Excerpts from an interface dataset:
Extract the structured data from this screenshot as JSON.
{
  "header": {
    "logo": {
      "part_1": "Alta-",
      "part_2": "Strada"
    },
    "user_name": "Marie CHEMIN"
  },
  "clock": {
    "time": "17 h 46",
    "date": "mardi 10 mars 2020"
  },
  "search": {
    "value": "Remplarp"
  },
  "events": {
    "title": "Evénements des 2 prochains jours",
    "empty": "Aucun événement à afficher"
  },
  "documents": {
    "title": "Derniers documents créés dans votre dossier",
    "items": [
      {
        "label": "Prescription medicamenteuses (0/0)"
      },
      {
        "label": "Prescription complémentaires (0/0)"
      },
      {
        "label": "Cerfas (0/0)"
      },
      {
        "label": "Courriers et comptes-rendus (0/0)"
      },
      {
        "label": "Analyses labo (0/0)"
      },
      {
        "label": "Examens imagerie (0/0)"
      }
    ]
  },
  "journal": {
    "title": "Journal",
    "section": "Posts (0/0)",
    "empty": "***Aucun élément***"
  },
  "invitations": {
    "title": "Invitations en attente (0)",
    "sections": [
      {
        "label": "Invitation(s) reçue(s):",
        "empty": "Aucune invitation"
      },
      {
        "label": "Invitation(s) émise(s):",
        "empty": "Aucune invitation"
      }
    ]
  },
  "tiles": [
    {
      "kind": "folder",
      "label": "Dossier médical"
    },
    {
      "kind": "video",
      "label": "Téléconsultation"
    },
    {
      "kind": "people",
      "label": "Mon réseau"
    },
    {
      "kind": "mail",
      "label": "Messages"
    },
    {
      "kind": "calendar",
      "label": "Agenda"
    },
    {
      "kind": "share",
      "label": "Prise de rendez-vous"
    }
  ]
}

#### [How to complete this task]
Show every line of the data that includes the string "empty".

#### [Reply to the exercise]
    "empty": "Aucun événement à afficher"
    "empty": "***Aucun élément***"
        "empty": "Aucune invitation"
        "empty": "Aucune invitation"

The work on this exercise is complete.